- Stop thinking that breaches do not happen if you pretend they do not happen. Confess publicly and take immediate measures to raise customer awareness so they are less likely to fall victim to crime.
- Boards should stop thinking that responsibility for security and crime prevention can be delegated away from them because they lack the skills to review it. If board members are not competent to step up to this 21st century challenge then replace them with board members who are.
- Ensure contracts have severe penalties for any outsourced supplier who leaks or abuses data. Do not wait for customers to suffer before punishing a lax supplier. Make the supplier pay as soon as the breach is identified, and increase the size of the penalty according to how long was the delay between when the breach occurred and when the telco was informed of it.
- And the last point is so obvious that it pains me to write it: we need to spend more on security!
There is one other brief observation worth making here. I have received telephone calls, probably from genuine big businesses that supply services to me, which began by asking me for personal data so they could verify my identity “for data protection reasons”. What kind of terrible behavior is this? I understand the business’ dilemma – they want to be sure that the correct person picked up the telephone. But how should I know the caller is from the business they claim to be representing? It is not like I can verify their identity by asking their date of birth and their mother’s maiden name. And why is “data protection” treated as synonymous with protecting corporate interests, or ticking a legal compliance box, when it should be about genuinely serving the interests of customers? This is a terrible example to set and inevitably encourages criminals to construct telephone scams that play on the gullibility of ordinary people. Sometimes it is best if the business just deals with important matters by sending a letter, instead of trying to save some pennies by employing a man in an Indian call center who reads from a script that tells me what I need to do for him.
We can do a lot better than this, and we should. It should not take more heavy-handed government laws, the intervention of overpaid and under-equipped regulators, or reams of negative press to address issues like these. It only requires us to acknowledge a basic truth.

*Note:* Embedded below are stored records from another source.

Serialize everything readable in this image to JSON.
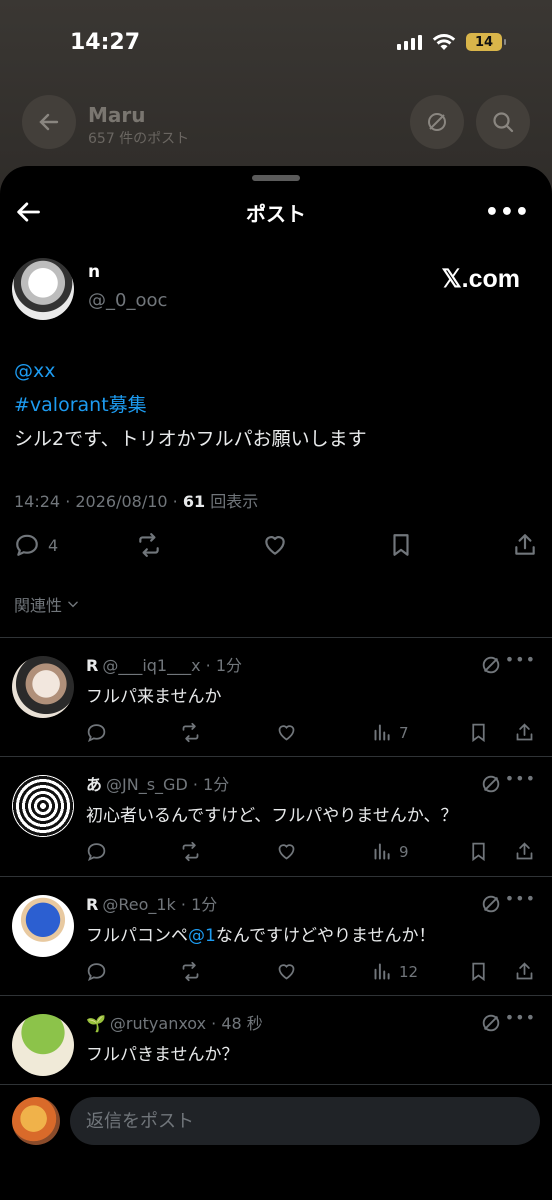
{
  "status_bar": {
    "time": "14:27",
    "battery": "14"
  },
  "background": {
    "title": "Maru",
    "subtitle": "657 件のポスト"
  },
  "nav": {
    "title": "ポスト"
  },
  "post": {
    "author_name": "n",
    "author_handle": "@_0_ooc",
    "source_label": "𝕏.com",
    "mention": "@xx",
    "hashtag": "#valorant募集",
    "body": "シル2です、トリオかフルパお願いします",
    "timestamp": "14:24 · 2026/08/10 · ",
    "views": "61",
    "views_label": " 回表示",
    "reply_count": "4",
    "sort_label": "関連性"
  },
  "replies": [
    {
      "name": "R",
      "handle": "@___iq1___x · 1分",
      "text": "フルパ来ませんか",
      "views": "7"
    },
    {
      "name": "あ",
      "handle": "@JN_s_GD · 1分",
      "text": "初心者いるんですけど、フルパやりませんか、？",
      "views": "9"
    },
    {
      "name": "R",
      "handle": "@Reo_1k · 1分",
      "text_before": "フルパコンペ",
      "text_link": "@1",
      "text_after": "なんですけどやりませんか！",
      "views": "12"
    },
    {
      "name": "🌱",
      "handle": "@rutyanxox · 48 秒",
      "text": "フルパきませんか？",
      "views": ""
    }
  ],
  "composer": {
    "placeholder": "返信をポスト"
  },
  "colors": {
    "accent": "#1d9bf0",
    "muted": "#71767b",
    "background": "#000000",
    "battery": "#d9b54a"
  }
}
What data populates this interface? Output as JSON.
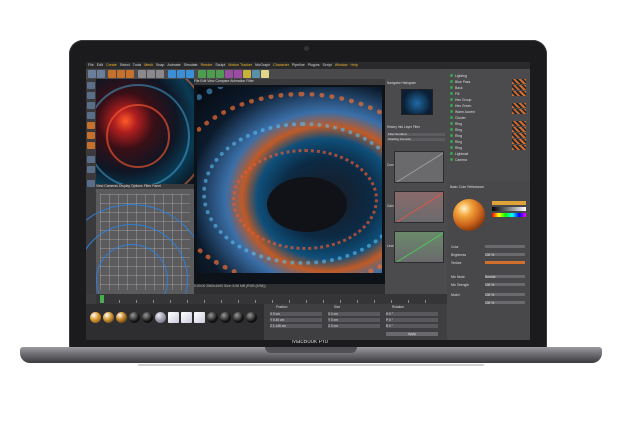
{
  "device": {
    "brand_label": "MacBook Pro"
  },
  "app": {
    "menu": [
      "File",
      "Edit",
      "Create",
      "Select",
      "Tools",
      "Mesh",
      "Snap",
      "Animate",
      "Simulate",
      "Render",
      "Sculpt",
      "Motion Tracker",
      "MoGraph",
      "Character",
      "Pipeline",
      "Plugins",
      "Script",
      "Window",
      "Help"
    ],
    "highlighted_menu": [
      "Create",
      "Mesh",
      "Render",
      "Motion Tracker",
      "Character",
      "Window",
      "Help"
    ],
    "viewport_tabs": [
      "View",
      "Cameras",
      "Display",
      "Options",
      "Filter",
      "Panel"
    ],
    "render_tabs": [
      "File",
      "Edit",
      "View",
      "Compare",
      "Animation",
      "Filter"
    ],
    "navigator_tabs": [
      "Navigator",
      "Histogram"
    ],
    "filter_tabs": [
      "History",
      "Info",
      "Layer",
      "Filter"
    ],
    "filter_labels": [
      "Filter Enabled",
      "Shading Intensity"
    ],
    "curve_labels": [
      "Curve",
      "Gain",
      "Levels"
    ],
    "render_status": "0:00:00  2560x1600  Size: 8.06 MB  (RGB (8 Bit))",
    "objects": [
      {
        "name": "Lighting"
      },
      {
        "name": "Blue Pass"
      },
      {
        "name": "Back"
      },
      {
        "name": "Fill"
      },
      {
        "name": "Hex Group"
      },
      {
        "name": "Hex Green"
      },
      {
        "name": "Warm Accent"
      },
      {
        "name": "Cluster"
      },
      {
        "name": "Ring"
      },
      {
        "name": "Ring"
      },
      {
        "name": "Ring"
      },
      {
        "name": "Ring"
      },
      {
        "name": "Ring"
      },
      {
        "name": "Lightwall"
      },
      {
        "name": "Camera"
      }
    ],
    "attributes": {
      "tabs": [
        "Basic",
        "Color",
        "Reflectance"
      ],
      "sections": [
        "Color",
        "Brightness",
        "Texture",
        "Mix Mode",
        "Mix Strength",
        "Model"
      ],
      "values": [
        "100 %",
        "100 %",
        "100 %",
        "100 %",
        "Normal"
      ]
    },
    "coords": {
      "headers": [
        "Position",
        "Size",
        "Rotation"
      ],
      "rows": [
        [
          "X  0 cm",
          "X  0 cm",
          "H  0 °"
        ],
        [
          "Y  0.45 cm",
          "Y  0 cm",
          "P  0 °"
        ],
        [
          "Z  1.148 cm",
          "Z  0 cm",
          "B  0 °"
        ]
      ],
      "apply_label": "Apply"
    },
    "colors": {
      "accent_green": "#3fb24c",
      "accent_orange": "#f0b429",
      "ui_dark": "#3d3d3f"
    }
  }
}
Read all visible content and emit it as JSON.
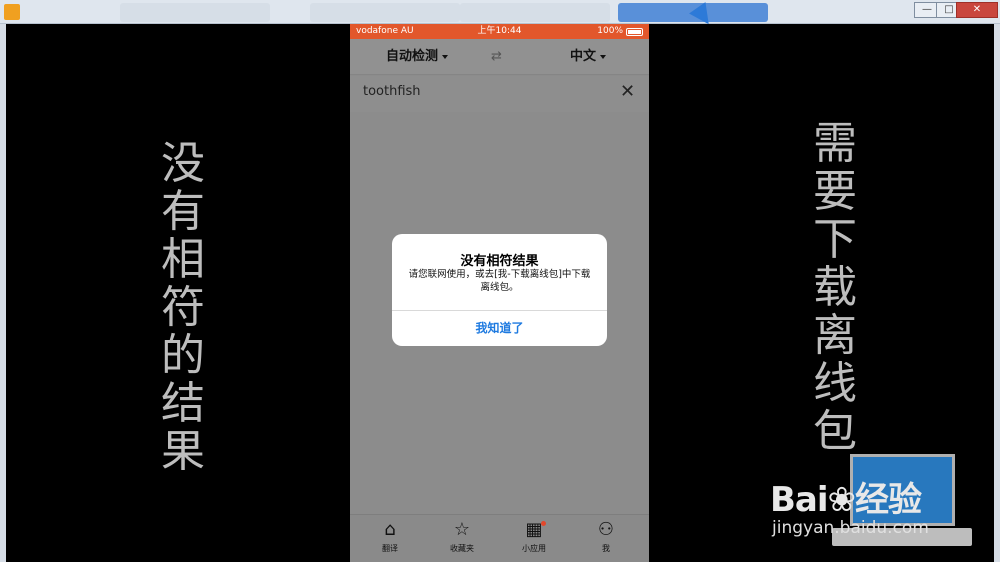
{
  "phone": {
    "status": {
      "carrier": "vodafone AU",
      "time": "上午10:44",
      "battery": "100%"
    },
    "lang": {
      "source": "自动检测",
      "target": "中文"
    },
    "query": "toothfish",
    "tabs": [
      {
        "label": "翻译",
        "icon": "home-icon"
      },
      {
        "label": "收藏夹",
        "icon": "star-icon"
      },
      {
        "label": "小应用",
        "icon": "grid-icon"
      },
      {
        "label": "我",
        "icon": "user-icon"
      }
    ],
    "alert": {
      "title": "没有相符结果",
      "message": "请您联网使用，或去[我-下载离线包]中下载离线包。",
      "button": "我知道了"
    }
  },
  "left_caption": [
    "没",
    "有",
    "相",
    "符",
    "的",
    "结",
    "果"
  ],
  "right_caption": [
    "需",
    "要",
    "下",
    "载",
    "离",
    "线",
    "包"
  ],
  "watermark": {
    "brand": "Bai",
    "brand_cn": "经验",
    "url": "jingyan.baidu.com"
  },
  "colors": {
    "status_bar": "#e2572b",
    "alert_button": "#1e7ae0",
    "badge": "#e2472b"
  }
}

Share prices and customer confidence are repeatedly being whacked by scandals like these, so we had better start explaining to shareholders why it is in their best financial interests to spend more on security and fighting crime.
Look here for the BBC’s version of the scam TalkTalk call center story.